Angel trumpets love summer heat
By Ted Manzer
Saturday, June 1, 2019
We’ve had some beastly hot weather recently, and many landscape plants are suffering. One that isn’t is angel trumpet, a member of the potato family.
Angel trumpet plants grow to the size of a large shrub, but in our climate, they die to the ground each year. Still, once they begin growing in spring it doesn’t take them long to achieve heights of 10 feet or more. In warmer climates, angel trumpets don’t die to the ground and can grow to be 30 feet tall.
These dramatic plants are often used as specimen plants as they can attract everyone’s attention with their large and copious flowers. Flowers are as big as a football, and hummingbirds and butterflies love them.
The leaves are large as well. I’ve got a couple pale peach colored specimens at school that stop traffic when they are in full bloom. Every year people ask me what they are. Blossoms are short lived, and sometimes plants can be covered with blooms one week and then not flower again for a month.
Angel trumpets grow best in full sun, but they also tolerate partial shade. Increasing the shade will reduce blooming and the overall size of the plants.
The fragrant flowers might tempt you to taste them, as flowers of many plants are edible. Don’t even consider it for this one. Angel trumpet is deadly poisonous when ingested.
I’ve read where some people even have reactions to touching the plant, but I have never run into anyone with that affliction. Still, I don’t recommend them in areas where pets might eat them.
If that isn’t a problem, these plants are easy to grow. They tolerate a wide variety of soils, but they perform best in rich moist soils with high organic matter. Heavy mulching is often helpful, especially if winters are harsh.
Plants also respond well to fertilizer. I prefer to use slow-release types as fertilizer burn will rarely occur. I’ve found that fertilizers with a roughly equal ratio of nitrogen phosphorus and potassium seem to work best.
Propagation is simple too. Plants readily root from stem cuttings any time of the year. I usually take cuttings in the fall right before the first hard frost. I clip stems about 12-18 inches long or when they contain about four leaf buds. Rooting hormone is rarely necessary.
In fall, the whole stem will die in our climate. However, it is very important that plants are not pruned to the ground until they are completely dormant, and all possibilities of an Indian summer are gone. If plants begin growth in the fall after pruning, they’re likely to experience winterkill.

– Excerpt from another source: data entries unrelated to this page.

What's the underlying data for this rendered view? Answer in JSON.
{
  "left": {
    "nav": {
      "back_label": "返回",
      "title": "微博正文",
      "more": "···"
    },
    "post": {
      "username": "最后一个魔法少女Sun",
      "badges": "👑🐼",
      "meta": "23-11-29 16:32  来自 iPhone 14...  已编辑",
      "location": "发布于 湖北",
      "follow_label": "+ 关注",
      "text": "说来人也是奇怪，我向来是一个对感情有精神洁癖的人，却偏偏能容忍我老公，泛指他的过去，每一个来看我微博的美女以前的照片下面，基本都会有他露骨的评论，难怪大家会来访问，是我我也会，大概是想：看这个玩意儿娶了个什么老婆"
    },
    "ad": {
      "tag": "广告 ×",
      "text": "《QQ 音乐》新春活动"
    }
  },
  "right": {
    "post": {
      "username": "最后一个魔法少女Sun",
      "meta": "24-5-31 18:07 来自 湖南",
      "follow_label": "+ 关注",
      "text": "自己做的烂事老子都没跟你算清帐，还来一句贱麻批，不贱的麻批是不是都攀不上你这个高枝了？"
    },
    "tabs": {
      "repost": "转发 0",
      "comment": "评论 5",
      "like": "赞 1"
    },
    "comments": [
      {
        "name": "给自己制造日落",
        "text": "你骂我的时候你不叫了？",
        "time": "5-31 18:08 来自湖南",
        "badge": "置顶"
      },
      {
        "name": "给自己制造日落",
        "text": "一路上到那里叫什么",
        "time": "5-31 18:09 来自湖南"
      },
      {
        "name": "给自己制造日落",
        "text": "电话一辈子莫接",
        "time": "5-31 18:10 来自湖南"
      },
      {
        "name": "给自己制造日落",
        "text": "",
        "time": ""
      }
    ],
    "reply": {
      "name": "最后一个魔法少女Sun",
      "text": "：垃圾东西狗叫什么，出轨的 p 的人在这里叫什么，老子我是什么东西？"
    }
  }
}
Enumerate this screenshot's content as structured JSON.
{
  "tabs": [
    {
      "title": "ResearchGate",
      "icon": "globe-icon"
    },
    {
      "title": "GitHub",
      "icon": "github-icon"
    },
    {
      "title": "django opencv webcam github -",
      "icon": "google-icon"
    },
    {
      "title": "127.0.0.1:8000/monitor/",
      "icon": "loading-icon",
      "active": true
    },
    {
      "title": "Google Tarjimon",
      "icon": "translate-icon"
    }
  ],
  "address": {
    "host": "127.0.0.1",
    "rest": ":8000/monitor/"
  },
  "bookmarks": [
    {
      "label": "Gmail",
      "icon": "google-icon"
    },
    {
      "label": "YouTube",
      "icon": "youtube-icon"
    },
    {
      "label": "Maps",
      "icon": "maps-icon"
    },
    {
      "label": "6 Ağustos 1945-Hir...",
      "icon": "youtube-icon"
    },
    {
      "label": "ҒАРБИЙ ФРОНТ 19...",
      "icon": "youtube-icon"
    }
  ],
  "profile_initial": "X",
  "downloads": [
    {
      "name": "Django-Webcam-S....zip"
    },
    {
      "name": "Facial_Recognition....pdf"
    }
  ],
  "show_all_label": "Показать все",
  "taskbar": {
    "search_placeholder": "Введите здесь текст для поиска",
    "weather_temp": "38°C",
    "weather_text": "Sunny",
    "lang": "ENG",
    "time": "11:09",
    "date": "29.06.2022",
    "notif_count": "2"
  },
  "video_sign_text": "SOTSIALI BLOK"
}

Don’t be alarmed if plants are slow to emerge the following spring. They are among the last to show themselves, but like lantana, once they do, they grow like gangbusters. The only major problems they face early in the season are from slugs and snails.
Angel trumpets are dramatic plants. However, they are large and will dominate a space. They also are poisonous to people and pets who try to eat them.
Ted Manzer teaches agriculture at Northeastern High School.